Task requirements: From the entries below, copy every line that has the word "HttpClient".

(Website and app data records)
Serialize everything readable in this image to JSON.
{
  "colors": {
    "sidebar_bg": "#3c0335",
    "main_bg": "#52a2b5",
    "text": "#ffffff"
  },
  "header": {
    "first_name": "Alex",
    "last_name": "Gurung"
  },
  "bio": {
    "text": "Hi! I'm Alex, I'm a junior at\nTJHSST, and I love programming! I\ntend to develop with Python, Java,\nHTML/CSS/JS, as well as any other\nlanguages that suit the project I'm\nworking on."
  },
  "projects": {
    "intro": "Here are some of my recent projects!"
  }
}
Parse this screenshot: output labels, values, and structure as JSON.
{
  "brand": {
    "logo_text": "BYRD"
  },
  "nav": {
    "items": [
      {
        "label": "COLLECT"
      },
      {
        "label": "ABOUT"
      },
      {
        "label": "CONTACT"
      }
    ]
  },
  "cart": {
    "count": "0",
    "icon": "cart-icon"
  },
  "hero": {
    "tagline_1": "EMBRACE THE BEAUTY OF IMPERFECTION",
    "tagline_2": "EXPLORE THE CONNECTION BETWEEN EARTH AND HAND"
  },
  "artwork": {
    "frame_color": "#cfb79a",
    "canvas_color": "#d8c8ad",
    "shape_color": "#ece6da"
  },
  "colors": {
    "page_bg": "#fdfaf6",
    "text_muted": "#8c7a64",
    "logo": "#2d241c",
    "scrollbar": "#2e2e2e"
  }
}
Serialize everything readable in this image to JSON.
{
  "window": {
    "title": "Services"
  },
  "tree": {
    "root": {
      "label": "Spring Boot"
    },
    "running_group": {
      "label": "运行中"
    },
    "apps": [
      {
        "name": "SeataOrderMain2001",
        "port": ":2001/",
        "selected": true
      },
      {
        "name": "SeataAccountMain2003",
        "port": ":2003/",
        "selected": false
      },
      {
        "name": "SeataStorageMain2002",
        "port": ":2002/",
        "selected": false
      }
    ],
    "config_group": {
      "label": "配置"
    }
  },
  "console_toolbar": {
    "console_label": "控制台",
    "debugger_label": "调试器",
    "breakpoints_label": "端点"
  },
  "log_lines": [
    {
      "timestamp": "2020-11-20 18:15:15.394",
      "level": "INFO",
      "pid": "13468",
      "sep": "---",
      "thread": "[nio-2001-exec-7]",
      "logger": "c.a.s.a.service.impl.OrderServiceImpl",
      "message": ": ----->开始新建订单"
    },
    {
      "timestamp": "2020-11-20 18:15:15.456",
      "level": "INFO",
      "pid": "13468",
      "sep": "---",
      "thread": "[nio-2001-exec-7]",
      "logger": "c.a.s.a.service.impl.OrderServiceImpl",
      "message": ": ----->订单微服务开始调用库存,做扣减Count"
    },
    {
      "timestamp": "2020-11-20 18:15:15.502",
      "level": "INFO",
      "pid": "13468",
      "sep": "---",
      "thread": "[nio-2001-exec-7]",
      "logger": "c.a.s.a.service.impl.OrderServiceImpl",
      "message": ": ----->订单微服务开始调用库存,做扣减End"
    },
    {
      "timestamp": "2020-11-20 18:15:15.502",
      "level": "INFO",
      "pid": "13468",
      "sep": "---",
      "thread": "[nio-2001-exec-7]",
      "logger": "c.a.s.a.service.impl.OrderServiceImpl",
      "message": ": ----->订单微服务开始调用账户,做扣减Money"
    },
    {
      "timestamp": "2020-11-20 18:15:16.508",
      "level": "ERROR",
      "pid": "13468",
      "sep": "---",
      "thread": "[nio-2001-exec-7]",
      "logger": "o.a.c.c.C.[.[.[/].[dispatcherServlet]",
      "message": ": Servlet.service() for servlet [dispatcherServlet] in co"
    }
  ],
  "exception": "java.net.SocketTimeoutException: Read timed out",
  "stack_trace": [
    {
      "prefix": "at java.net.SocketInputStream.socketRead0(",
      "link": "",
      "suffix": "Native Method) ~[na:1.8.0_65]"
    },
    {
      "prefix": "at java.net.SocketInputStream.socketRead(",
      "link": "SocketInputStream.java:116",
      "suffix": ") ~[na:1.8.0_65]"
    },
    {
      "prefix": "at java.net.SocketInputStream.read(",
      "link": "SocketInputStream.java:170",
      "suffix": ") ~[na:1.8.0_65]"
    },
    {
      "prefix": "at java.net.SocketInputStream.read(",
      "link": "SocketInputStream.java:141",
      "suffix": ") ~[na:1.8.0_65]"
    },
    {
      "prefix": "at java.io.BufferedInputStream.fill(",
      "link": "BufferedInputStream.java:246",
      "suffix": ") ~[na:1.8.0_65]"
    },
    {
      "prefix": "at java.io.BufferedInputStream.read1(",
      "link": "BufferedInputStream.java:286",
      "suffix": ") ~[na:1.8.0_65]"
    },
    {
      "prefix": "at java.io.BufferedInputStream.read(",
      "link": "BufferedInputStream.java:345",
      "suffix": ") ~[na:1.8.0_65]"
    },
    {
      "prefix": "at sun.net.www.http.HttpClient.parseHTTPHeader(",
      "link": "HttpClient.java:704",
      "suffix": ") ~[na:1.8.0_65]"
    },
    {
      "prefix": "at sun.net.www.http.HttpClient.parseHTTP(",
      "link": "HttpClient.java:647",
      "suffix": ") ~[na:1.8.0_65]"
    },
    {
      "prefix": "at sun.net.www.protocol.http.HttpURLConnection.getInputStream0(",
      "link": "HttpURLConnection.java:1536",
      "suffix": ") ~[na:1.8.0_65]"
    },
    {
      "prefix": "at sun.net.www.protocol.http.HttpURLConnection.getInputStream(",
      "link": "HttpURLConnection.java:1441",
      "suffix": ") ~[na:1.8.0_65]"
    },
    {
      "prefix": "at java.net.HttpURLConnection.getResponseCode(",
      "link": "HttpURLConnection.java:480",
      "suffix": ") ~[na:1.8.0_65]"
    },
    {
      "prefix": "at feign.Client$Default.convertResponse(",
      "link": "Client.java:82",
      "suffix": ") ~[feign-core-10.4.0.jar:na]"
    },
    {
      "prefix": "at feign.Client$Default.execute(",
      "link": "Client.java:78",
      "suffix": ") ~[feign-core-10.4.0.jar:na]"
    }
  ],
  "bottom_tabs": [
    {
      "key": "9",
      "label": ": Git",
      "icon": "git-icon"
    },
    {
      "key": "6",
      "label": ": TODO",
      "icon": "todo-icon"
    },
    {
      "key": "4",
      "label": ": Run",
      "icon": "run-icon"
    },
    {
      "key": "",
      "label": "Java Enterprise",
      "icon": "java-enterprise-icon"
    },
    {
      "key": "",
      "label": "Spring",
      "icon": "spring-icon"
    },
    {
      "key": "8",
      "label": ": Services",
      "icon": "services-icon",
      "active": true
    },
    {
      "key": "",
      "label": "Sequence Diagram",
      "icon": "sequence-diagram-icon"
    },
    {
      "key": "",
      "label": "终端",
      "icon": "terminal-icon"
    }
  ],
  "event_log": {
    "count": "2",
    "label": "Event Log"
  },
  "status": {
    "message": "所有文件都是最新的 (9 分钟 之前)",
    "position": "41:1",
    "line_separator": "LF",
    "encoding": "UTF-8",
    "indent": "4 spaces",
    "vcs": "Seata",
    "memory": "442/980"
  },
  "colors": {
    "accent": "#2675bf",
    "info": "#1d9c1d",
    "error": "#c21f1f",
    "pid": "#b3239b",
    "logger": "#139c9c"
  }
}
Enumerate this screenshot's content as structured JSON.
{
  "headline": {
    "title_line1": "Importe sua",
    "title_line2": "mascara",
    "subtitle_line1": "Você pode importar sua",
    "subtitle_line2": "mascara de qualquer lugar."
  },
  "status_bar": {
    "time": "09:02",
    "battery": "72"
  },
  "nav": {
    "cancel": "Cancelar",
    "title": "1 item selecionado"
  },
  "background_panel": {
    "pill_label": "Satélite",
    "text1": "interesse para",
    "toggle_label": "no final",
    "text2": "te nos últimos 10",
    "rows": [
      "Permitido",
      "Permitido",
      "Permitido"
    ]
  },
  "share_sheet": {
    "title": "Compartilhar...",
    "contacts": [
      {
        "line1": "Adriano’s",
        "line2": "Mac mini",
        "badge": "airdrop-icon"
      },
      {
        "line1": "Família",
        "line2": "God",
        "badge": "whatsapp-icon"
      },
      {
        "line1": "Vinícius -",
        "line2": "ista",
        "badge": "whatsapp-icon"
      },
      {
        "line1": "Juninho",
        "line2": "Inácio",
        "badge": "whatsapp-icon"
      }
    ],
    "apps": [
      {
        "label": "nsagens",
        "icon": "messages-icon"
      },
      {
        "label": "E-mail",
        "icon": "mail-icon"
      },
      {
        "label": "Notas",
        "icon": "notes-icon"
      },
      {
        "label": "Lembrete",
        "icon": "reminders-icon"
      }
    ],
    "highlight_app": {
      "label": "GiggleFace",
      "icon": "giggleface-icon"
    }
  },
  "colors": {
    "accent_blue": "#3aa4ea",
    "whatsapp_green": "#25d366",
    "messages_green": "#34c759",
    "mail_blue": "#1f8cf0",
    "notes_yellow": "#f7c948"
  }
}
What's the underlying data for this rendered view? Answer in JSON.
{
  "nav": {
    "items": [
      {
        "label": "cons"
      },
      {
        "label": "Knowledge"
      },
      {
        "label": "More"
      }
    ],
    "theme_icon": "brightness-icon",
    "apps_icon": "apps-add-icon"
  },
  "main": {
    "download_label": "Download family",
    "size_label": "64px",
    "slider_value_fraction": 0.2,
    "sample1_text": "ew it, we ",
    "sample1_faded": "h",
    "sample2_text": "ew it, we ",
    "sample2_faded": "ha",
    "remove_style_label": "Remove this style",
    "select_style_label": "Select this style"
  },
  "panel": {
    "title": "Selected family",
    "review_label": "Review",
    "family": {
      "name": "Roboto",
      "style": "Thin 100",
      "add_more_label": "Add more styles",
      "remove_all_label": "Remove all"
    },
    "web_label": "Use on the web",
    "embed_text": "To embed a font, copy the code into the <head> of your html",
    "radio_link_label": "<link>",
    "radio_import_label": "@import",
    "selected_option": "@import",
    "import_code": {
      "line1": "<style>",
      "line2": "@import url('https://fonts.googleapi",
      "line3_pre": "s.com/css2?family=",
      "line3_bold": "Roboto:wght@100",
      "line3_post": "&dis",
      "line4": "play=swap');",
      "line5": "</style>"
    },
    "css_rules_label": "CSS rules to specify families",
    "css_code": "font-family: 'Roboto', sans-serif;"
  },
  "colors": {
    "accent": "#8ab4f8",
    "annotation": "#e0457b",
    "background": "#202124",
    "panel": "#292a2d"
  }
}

Worked solution:
      "prefix": "at sun.net.www.http.HttpClient.parseHTTPHeader(",
      "link": "HttpClient.java:704",
      "prefix": "at sun.net.www.http.HttpClient.parseHTTP(",
      "link": "HttpClient.java:647",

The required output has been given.